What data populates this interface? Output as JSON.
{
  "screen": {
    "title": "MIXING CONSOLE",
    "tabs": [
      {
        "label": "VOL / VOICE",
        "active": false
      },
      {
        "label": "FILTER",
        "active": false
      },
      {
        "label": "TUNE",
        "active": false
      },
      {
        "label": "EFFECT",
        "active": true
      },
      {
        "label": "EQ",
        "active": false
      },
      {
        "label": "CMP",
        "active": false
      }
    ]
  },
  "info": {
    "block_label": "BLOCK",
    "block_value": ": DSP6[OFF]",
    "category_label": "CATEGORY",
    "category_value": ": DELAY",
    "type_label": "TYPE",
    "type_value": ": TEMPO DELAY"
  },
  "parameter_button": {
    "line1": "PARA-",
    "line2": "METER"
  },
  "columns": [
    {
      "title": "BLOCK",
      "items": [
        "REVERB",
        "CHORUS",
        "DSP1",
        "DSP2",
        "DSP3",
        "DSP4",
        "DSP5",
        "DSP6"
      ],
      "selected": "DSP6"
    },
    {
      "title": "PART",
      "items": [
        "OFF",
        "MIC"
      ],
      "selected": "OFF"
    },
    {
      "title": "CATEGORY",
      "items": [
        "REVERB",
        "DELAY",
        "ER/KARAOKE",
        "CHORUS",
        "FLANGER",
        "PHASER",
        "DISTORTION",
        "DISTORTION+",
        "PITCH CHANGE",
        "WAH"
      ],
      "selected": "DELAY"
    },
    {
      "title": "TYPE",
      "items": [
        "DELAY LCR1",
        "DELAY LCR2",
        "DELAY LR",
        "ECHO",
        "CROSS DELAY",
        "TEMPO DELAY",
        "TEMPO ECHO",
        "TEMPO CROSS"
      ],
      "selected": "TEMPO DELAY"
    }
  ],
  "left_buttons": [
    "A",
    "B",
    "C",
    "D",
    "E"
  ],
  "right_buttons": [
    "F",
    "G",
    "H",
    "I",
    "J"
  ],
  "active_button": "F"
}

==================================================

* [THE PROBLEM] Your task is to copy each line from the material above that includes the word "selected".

* [TASK RESULT]
      "selected": "DSP6"
      "selected": "OFF"
      "selected": "DELAY"
      "selected": "TEMPO DELAY"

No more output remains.